We live in exceptional times and if there was ever the need to make exceptions to usual practice, it is now. Cut down on the asks of staff and recognise the stress from, for example, not being able to share the staff room together. This is the place where staff come to let off steam. How else is this steam being vented? How are we giving staff the chance to let off steam in a safe environment?
More widely Local Authorities can, and I know are, dialling down their ask of schools. Similarly, schools do not need an impending Ofsted inspection adding to the stress. Schools need lifting, and an announcement of no inspections until the end of the pandemic would ease stress levels in school considerably and help to keep staff healthy. Ditto school tests and exams. By all means hand the tests to schools for their own internal use but we shouldn’t be comparing schools with schools when some of had less learning due to COVID and are working to all intents and purposes in a state of emergency.
This half term for me is critical and school leaders need to be supporting staff to nourish and rebuild their wellbeing. Many schools I know are closing the school gates for the entire week, but beyond that we need to be insisting that any schoolwork is kept to a maximum of one day.

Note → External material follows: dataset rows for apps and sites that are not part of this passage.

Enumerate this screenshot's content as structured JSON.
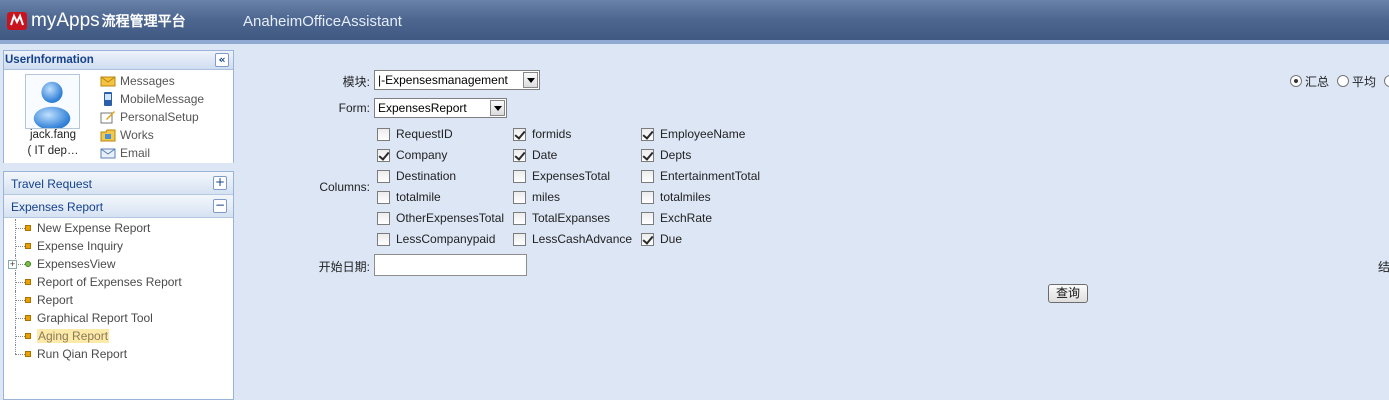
{
  "header": {
    "brand_name": "myApps",
    "brand_sub": "流程管理平台",
    "app_title": "AnaheimOfficeAssistant"
  },
  "user_panel": {
    "title": "UserInformation",
    "collapse_glyph": "«",
    "name_line1": "jack.fang",
    "name_line2": "( IT dep…",
    "links": [
      {
        "label": "Messages",
        "icon": "envelope-icon"
      },
      {
        "label": "MobileMessage",
        "icon": "mobile-icon"
      },
      {
        "label": "PersonalSetup",
        "icon": "edit-icon"
      },
      {
        "label": "Works",
        "icon": "folder-icon"
      },
      {
        "label": "Email",
        "icon": "mail-icon"
      }
    ]
  },
  "nav": {
    "sections": [
      {
        "label": "Travel Request",
        "toggle": "+"
      },
      {
        "label": "Expenses Report",
        "toggle": "−"
      }
    ],
    "items": [
      {
        "label": "New Expense Report"
      },
      {
        "label": "Expense Inquiry"
      },
      {
        "label": "ExpensesView",
        "expand": "+"
      },
      {
        "label": "Report of Expenses Report"
      },
      {
        "label": "Report"
      },
      {
        "label": "Graphical Report Tool"
      },
      {
        "label": "Aging Report",
        "selected": true
      },
      {
        "label": "Run Qian Report"
      }
    ]
  },
  "form": {
    "module_label": "模块:",
    "module_value": "|-Expensesmanagement",
    "form_label": "Form:",
    "form_value": "ExpensesReport",
    "columns_label": "Columns:",
    "columns": [
      [
        {
          "label": "RequestID",
          "checked": false
        },
        {
          "label": "formids",
          "checked": true
        },
        {
          "label": "EmployeeName",
          "checked": true
        }
      ],
      [
        {
          "label": "Company",
          "checked": true
        },
        {
          "label": "Date",
          "checked": true
        },
        {
          "label": "Depts",
          "checked": true
        }
      ],
      [
        {
          "label": "Destination",
          "checked": false
        },
        {
          "label": "ExpensesTotal",
          "checked": false
        },
        {
          "label": "EntertainmentTotal",
          "checked": false
        }
      ],
      [
        {
          "label": "totalmile",
          "checked": false
        },
        {
          "label": "miles",
          "checked": false
        },
        {
          "label": "totalmiles",
          "checked": false
        }
      ],
      [
        {
          "label": "OtherExpensesTotal",
          "checked": false
        },
        {
          "label": "TotalExpanses",
          "checked": false
        },
        {
          "label": "ExchRate",
          "checked": false
        }
      ],
      [
        {
          "label": "LessCompanypaid",
          "checked": false
        },
        {
          "label": "LessCashAdvance",
          "checked": false
        },
        {
          "label": "Due",
          "checked": true
        }
      ]
    ],
    "start_date_label": "开始日期:",
    "start_date_value": "",
    "end_date_label_partial": "结",
    "query_button": "查询",
    "radios": [
      {
        "label": "汇总",
        "checked": true
      },
      {
        "label": "平均",
        "checked": false
      }
    ]
  }
}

Staff then need to treat themselves to things that nourish their immune system. If we don’t, then we can expect many more staff absences next half term and post-Christmas, and not necessarily for COVID reasons.

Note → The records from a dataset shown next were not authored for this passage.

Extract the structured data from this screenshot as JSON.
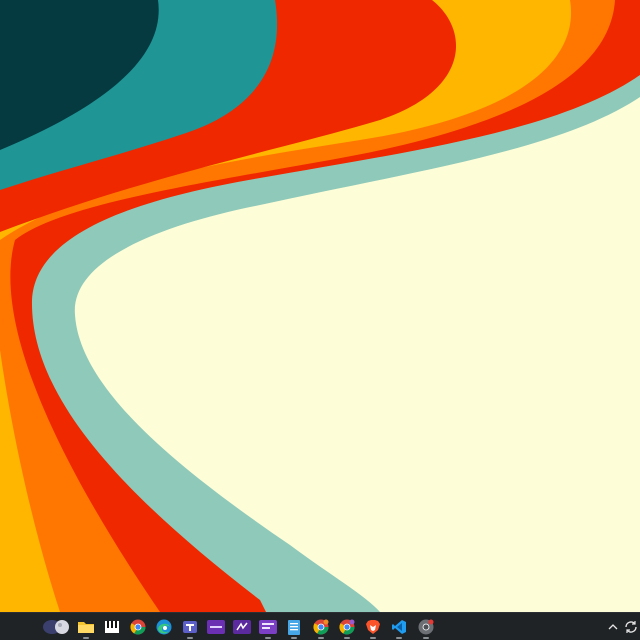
{
  "desktop": {
    "wallpaper": "retro-wave-curves"
  },
  "colors": {
    "dark_teal": "#053a40",
    "teal": "#1f9596",
    "red": "#ef2800",
    "amber": "#ffb600",
    "orange": "#ff7700",
    "mint": "#8fc9b9",
    "cream": "#fdfdd8",
    "taskbar": "#202326"
  },
  "taskbar": {
    "apps": [
      {
        "name": "cortana-search",
        "icon": "moon-swirl-icon"
      },
      {
        "name": "file-explorer",
        "icon": "folder-icon"
      },
      {
        "name": "piano-app",
        "icon": "piano-keys-icon"
      },
      {
        "name": "chrome",
        "icon": "chrome-icon"
      },
      {
        "name": "edge",
        "icon": "edge-icon"
      },
      {
        "name": "teams-like-app",
        "icon": "purple-app-icon"
      },
      {
        "name": "purple-app-2",
        "icon": "purple-tile-icon"
      },
      {
        "name": "purple-app-3",
        "icon": "purple-tile-icon"
      },
      {
        "name": "purple-app-4",
        "icon": "purple-tile-icon"
      },
      {
        "name": "notepad",
        "icon": "notepad-icon"
      },
      {
        "name": "chrome-profile-2",
        "icon": "chrome-icon"
      },
      {
        "name": "chrome-profile-3",
        "icon": "chrome-icon"
      },
      {
        "name": "brave",
        "icon": "brave-lion-icon"
      },
      {
        "name": "vscode",
        "icon": "vscode-icon"
      },
      {
        "name": "chrome-profile-4",
        "icon": "chrome-icon"
      }
    ],
    "tray": {
      "overflow_icon": "chevron-up-icon",
      "update_icon": "sync-icon"
    }
  }
}
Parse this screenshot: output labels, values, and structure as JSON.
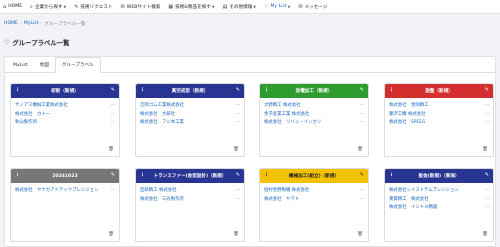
{
  "nav": [
    {
      "icon": "⌂",
      "label": "HOME",
      "caret": false
    },
    {
      "icon": "⌕",
      "label": "企業から探す",
      "caret": true
    },
    {
      "icon": "✎",
      "label": "技術リクエスト",
      "caret": false
    },
    {
      "icon": "✉",
      "label": "WEBサイト検索",
      "caret": false
    },
    {
      "icon": "▦",
      "label": "技術&製品を探す",
      "caret": true
    },
    {
      "icon": "▤",
      "label": "その他情報",
      "caret": true
    },
    {
      "icon": "♡",
      "label": "My List",
      "caret": true
    },
    {
      "icon": "✉",
      "label": "メッセージ",
      "caret": false
    }
  ],
  "breadcrumb": {
    "home": "HOME",
    "mylist": "MyList",
    "current": "グループラベル一覧"
  },
  "page_title": "グループラベル一覧",
  "tabs": [
    "MyList",
    "地図",
    "グループラベル"
  ],
  "active_tab": 2,
  "colors": {
    "navy": "#283593",
    "green": "#2e9c2e",
    "red": "#d32f2f",
    "gray": "#777777",
    "yellow": "#f2c200",
    "link": "#1565c0"
  },
  "cards": [
    {
      "title": "研削（新規）",
      "color": "#283593",
      "dark": false,
      "items": [
        "サノアス機械工業株式会社",
        "株式会社　カトー",
        "秋山製作所"
      ]
    },
    {
      "title": "真空成型（新規）",
      "color": "#283593",
      "dark": false,
      "items": [
        "吉岡ゴム工業株式会社",
        "株式会社　大研社",
        "株式会社　フジ木工業"
      ]
    },
    {
      "title": "放電加工（新規）",
      "color": "#2e9c2e",
      "dark": false,
      "items": [
        "大野精工 株式会社",
        "金子産業工業 株式会社",
        "株式会社　リバン・インカリ"
      ]
    },
    {
      "title": "旋盤（新規）",
      "color": "#d32f2f",
      "dark": false,
      "items": [
        "株式会社　金岡精工",
        "藤沢工機 株式会社",
        "株式会社　SPEEG"
      ]
    },
    {
      "title": "20241022",
      "color": "#777777",
      "dark": false,
      "items": [
        "株式会社　ヤナカアドテックプレシジョン"
      ]
    },
    {
      "title": "トランスファー(金型設計)（新規）",
      "color": "#283593",
      "dark": false,
      "items": [
        "型研精工 株式会社",
        "株式会社　三光製作所"
      ]
    },
    {
      "title": "機械加工(組立)（新規）",
      "color": "#f2c200",
      "dark": true,
      "items": [
        "旭村金野製機 株式会社",
        "株式会社　ヤマト"
      ]
    },
    {
      "title": "板金(新規)（東海）",
      "color": "#283593",
      "dark": false,
      "items": [
        "株式会社シイストテムプレシジョン",
        "東賀精工　株式会社",
        "株式会社　イシトメ精器"
      ]
    }
  ]
}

This half term, try to get quality sleep. I know the temptation is to have a few drinks to celebrate the end of a tough term, but alcohol impairs quality sleep so try to keep it light touch! Get outdoors as much as possible and get plenty of fresh air. For me, I will be focusing on redesigning my garden but for others a nice long walk along the beach or in the hills is so good for clearing your head. Get out into the autumn and take some photos to celebrate the beauty of the world we live in. These activities are not only great for mindfulness but help with the quality of your sleep.
The quality of the nutrition that we put into our bodies plays a significant part in building our immune system and our first line of defence to fight infection. This means plenty of fruit and vegetables and a good balance of what constitutes a healthy diet. Not to forget hydration which is equally key.
Although you won’t feel like it for the first few days of half term, try to get some exercise. It is so good for your mental health and wellbeing and building muscle mass is good for burning calories which is good for weight loss! Win, win!
The other thing is to make time for family and friends even if this is socially distanced or over zoom. Human contact is good for the soul and a key part of what makes us the sociable animals that we are.
For weeks now you have been focusing on what is in front of you and an immediate challenge. Try to take some time to plan for the future. Research holiday destinations and try to make plans that are not date dependent. I planted a huge number of bulbs in my garden last week and am really looking forward to seeing how they look in the spring.
Finally, I just want to take a moment to thank you for what you are doing in our schools up and down the country. I am full of admiration for what you are doing daily. You have met with an invisible foe and a challenge never seen in the education system before and are doing amazing things for your school communities.
It is time to stand down now for a short while and think of you.
Have a fantastic week and look after yourselves.